**Exercise aim**
The lines to be copied are those below that contain "treddInorder".

**Input for this task**
****
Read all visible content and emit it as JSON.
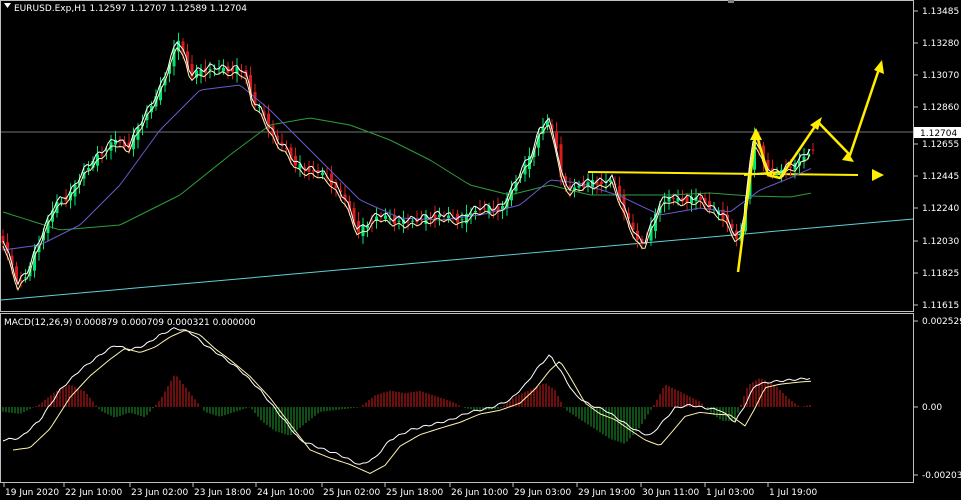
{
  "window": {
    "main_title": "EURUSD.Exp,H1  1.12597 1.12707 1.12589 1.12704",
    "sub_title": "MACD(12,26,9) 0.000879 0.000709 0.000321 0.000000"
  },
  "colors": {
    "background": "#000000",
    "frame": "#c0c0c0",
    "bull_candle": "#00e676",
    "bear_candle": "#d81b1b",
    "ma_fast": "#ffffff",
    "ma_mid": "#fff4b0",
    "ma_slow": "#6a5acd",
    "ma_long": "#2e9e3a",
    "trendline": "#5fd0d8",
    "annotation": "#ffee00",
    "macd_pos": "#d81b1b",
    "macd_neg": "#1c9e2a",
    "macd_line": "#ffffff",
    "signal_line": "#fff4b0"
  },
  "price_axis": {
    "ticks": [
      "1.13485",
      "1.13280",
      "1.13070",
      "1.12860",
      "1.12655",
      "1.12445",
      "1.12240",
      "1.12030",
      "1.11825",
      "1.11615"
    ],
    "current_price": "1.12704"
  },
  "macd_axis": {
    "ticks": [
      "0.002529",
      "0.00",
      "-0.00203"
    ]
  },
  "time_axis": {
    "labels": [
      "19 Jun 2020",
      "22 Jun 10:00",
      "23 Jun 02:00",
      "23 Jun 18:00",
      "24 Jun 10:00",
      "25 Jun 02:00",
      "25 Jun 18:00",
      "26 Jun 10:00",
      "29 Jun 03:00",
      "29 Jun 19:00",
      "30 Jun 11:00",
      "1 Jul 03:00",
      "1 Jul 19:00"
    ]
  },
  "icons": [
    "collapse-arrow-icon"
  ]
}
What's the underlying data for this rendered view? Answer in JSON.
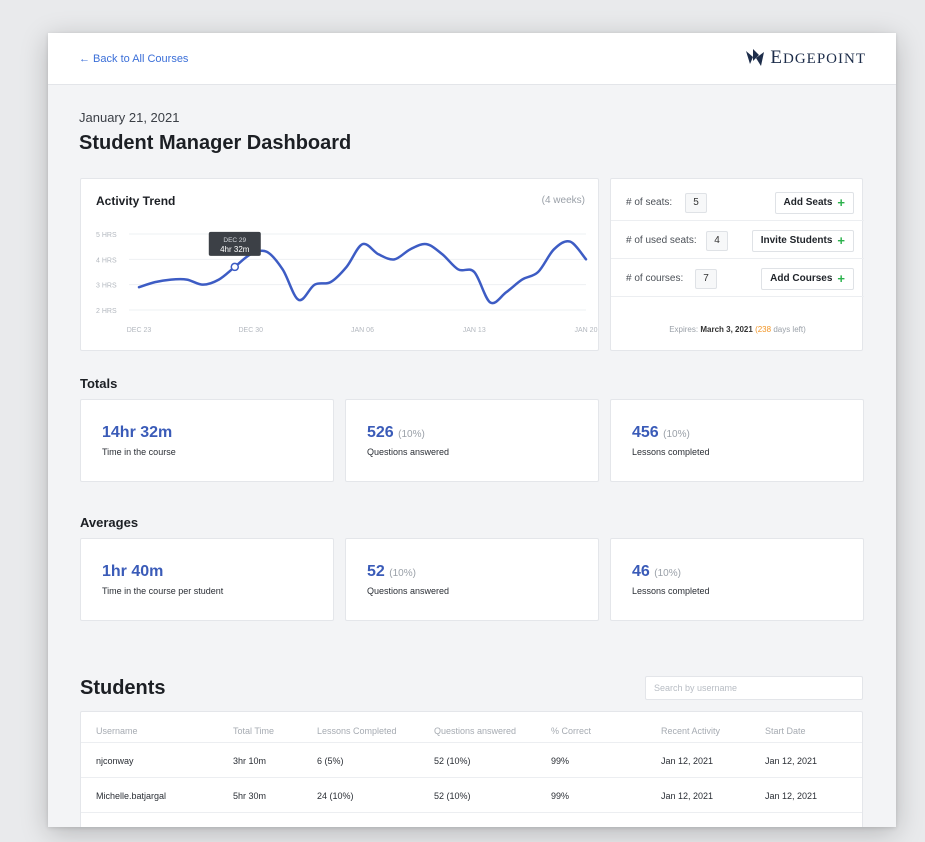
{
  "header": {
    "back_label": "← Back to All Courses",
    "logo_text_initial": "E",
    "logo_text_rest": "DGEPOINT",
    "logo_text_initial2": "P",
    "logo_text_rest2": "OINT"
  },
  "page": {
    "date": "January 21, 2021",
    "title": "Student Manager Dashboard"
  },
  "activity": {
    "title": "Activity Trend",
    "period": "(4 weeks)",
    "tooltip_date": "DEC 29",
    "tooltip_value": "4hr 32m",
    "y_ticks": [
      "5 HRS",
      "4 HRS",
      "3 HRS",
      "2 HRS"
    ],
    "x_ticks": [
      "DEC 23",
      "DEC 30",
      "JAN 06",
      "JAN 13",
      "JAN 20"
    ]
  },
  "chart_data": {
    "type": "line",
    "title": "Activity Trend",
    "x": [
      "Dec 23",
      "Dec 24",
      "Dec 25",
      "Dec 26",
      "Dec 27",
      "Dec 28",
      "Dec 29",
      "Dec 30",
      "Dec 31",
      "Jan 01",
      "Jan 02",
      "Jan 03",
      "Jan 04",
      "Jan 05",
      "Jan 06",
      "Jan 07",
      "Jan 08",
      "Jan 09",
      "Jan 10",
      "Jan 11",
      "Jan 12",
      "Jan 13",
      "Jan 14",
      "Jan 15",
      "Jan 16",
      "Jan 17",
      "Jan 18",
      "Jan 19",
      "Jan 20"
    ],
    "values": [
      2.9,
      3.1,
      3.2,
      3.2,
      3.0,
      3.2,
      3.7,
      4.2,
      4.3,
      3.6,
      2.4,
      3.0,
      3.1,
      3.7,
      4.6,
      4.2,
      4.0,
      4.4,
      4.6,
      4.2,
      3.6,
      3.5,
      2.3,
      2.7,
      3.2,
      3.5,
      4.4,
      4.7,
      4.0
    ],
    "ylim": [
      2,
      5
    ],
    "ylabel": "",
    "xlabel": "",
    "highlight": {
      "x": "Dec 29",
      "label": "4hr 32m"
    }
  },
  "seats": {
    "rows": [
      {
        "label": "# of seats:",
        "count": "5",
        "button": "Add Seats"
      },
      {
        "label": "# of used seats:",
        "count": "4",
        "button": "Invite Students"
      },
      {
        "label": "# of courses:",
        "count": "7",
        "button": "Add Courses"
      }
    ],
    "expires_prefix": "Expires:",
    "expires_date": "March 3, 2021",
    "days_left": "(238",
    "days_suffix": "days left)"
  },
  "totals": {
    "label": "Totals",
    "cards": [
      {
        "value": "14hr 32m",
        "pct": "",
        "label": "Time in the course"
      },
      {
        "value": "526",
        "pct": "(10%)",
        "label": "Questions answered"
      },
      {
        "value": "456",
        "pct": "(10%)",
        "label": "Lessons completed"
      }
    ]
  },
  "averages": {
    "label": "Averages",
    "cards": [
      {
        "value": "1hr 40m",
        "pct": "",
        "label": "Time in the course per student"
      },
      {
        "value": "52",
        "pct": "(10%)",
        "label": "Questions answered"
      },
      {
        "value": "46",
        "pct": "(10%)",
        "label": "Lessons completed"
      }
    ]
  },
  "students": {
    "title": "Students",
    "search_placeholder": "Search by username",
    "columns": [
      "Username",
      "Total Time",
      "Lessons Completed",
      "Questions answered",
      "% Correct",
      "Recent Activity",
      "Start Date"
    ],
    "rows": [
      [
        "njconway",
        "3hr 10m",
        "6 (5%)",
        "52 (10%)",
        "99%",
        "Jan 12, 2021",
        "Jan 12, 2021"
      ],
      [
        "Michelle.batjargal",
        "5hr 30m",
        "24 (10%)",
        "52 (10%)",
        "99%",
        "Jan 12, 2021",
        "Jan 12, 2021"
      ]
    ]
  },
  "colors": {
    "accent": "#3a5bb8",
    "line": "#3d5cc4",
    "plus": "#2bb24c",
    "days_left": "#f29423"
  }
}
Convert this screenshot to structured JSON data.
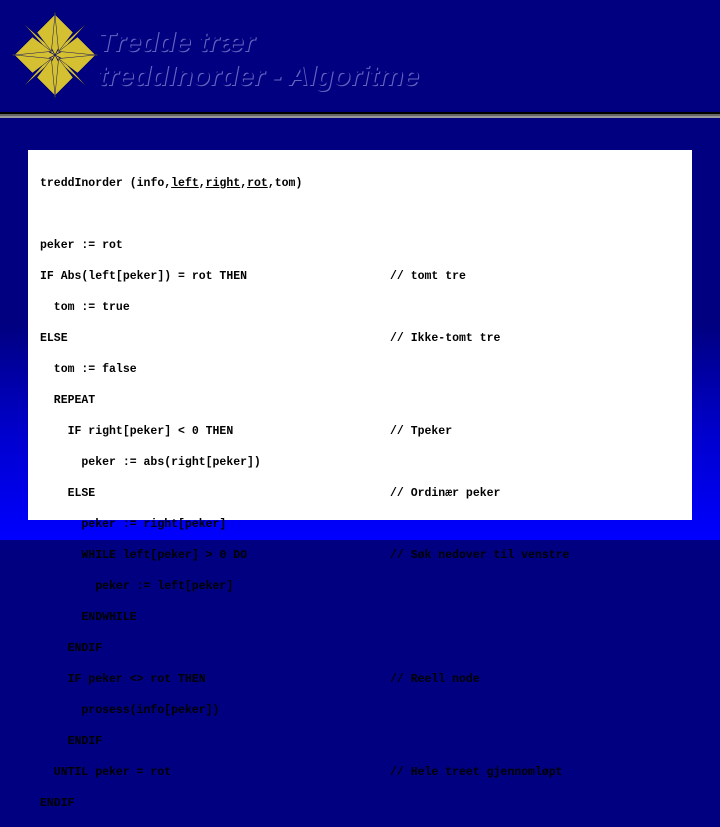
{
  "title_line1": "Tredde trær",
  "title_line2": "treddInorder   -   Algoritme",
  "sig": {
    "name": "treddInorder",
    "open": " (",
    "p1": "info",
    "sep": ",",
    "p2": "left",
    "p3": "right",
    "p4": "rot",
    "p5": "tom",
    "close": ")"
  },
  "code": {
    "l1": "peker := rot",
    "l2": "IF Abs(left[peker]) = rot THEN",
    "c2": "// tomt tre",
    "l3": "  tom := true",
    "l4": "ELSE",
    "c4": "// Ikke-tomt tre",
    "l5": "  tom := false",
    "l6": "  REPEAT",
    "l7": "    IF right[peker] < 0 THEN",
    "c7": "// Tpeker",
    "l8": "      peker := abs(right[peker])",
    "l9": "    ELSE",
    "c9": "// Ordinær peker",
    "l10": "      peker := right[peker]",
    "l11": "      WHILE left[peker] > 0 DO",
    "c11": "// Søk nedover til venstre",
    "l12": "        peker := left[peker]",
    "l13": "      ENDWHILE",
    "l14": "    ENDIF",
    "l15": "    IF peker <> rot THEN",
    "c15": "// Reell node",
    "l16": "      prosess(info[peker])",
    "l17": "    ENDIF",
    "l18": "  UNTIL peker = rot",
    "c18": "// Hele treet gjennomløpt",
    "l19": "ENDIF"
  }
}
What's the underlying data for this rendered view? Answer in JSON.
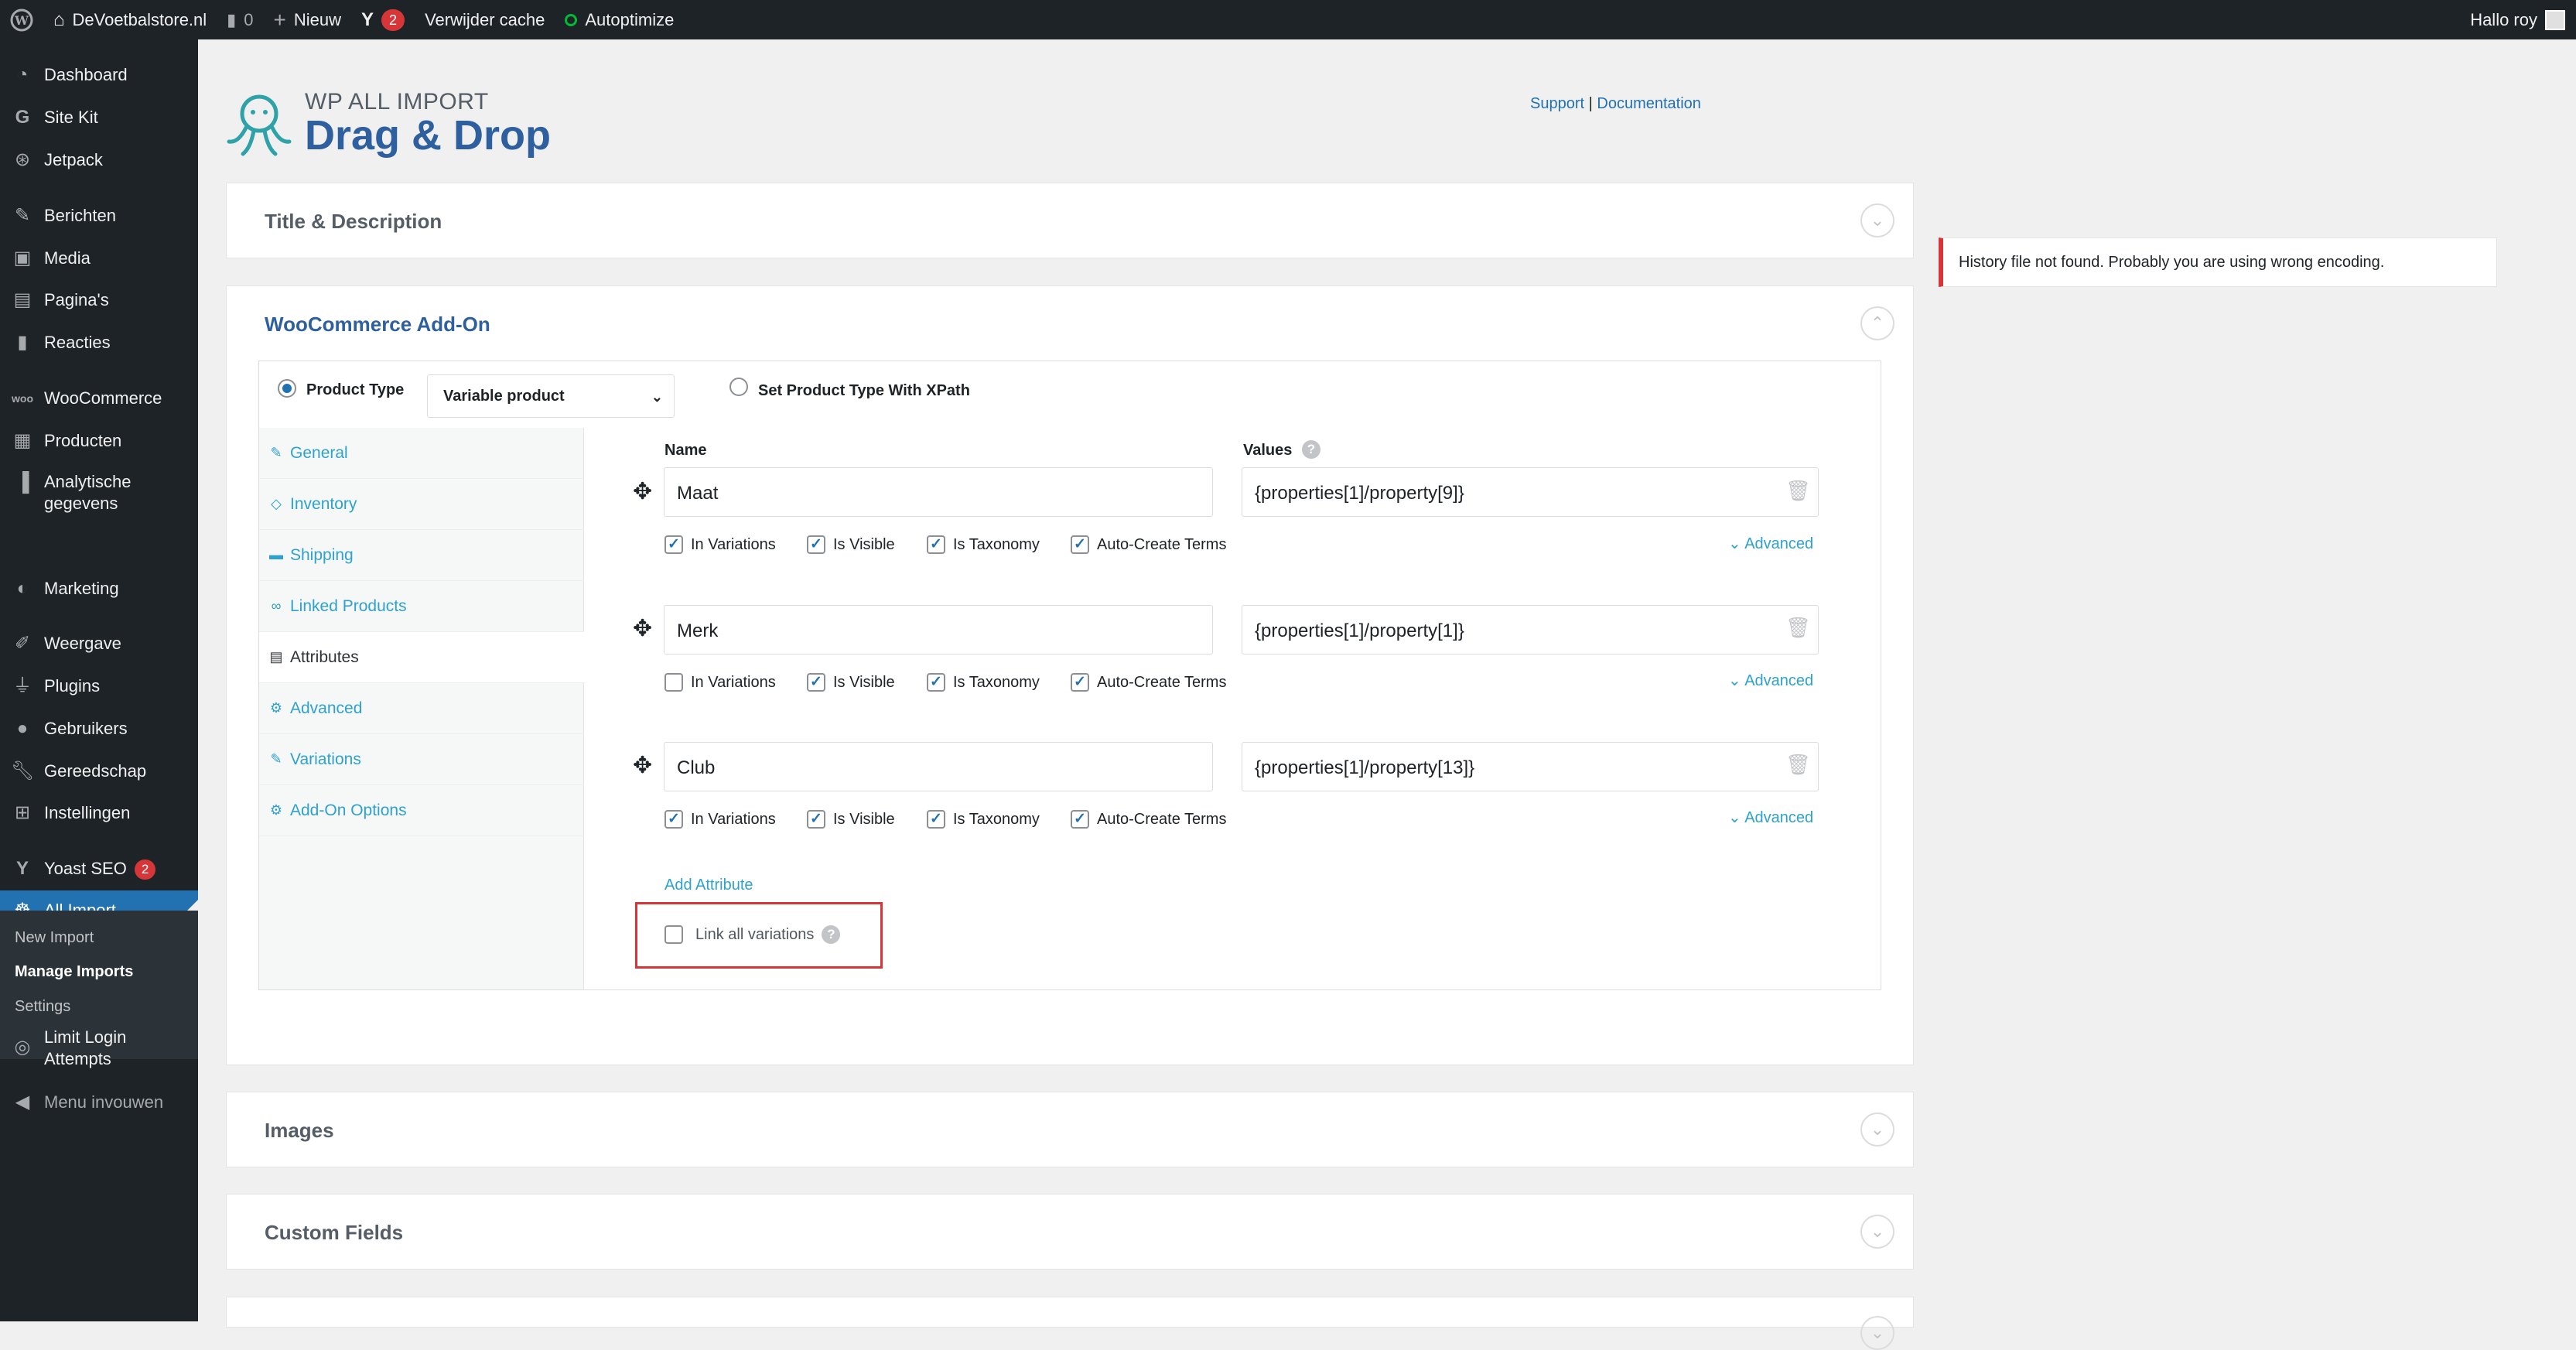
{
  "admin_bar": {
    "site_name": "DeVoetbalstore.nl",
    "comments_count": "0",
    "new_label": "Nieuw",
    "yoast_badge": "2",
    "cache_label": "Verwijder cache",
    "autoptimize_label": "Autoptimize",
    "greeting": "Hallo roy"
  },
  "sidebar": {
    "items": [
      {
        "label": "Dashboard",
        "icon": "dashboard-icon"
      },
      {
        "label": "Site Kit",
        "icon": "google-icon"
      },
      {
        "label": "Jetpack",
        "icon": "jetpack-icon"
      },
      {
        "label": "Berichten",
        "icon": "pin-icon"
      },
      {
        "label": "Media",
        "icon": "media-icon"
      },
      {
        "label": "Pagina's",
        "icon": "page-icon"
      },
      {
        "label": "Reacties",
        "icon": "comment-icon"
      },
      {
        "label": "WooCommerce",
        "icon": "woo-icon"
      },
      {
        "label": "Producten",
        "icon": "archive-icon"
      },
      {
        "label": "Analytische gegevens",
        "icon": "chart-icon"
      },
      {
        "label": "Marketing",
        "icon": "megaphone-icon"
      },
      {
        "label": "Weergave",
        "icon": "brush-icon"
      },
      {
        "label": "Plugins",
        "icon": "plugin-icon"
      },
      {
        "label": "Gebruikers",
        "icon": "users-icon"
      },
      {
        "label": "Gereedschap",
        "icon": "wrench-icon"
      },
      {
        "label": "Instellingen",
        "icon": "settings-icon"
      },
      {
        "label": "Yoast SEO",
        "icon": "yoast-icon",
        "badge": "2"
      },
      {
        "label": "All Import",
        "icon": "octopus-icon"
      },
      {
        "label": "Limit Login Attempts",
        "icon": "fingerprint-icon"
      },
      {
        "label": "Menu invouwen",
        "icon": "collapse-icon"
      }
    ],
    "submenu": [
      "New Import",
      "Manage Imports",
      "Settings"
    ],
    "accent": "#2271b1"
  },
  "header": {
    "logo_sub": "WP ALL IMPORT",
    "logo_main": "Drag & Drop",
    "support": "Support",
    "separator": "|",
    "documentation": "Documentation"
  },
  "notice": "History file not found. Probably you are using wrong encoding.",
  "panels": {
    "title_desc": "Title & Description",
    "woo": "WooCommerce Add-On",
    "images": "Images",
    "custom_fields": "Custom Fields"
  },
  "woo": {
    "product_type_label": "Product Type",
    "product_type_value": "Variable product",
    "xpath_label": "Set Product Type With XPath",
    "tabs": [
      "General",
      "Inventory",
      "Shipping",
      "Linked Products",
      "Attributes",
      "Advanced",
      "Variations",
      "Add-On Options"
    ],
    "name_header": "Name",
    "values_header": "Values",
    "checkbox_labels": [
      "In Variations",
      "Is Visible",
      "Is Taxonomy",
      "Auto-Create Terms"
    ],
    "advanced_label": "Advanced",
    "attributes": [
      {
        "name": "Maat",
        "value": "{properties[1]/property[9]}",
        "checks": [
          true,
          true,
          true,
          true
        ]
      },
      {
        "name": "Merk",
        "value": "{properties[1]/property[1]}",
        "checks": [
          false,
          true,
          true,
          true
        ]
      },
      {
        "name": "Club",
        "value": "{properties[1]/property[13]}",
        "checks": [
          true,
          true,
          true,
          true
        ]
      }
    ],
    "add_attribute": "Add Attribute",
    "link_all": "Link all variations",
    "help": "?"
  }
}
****
**Finished task**
  "title_line2": "treddInorder   -   Algoritme",
    "name": "treddInorder",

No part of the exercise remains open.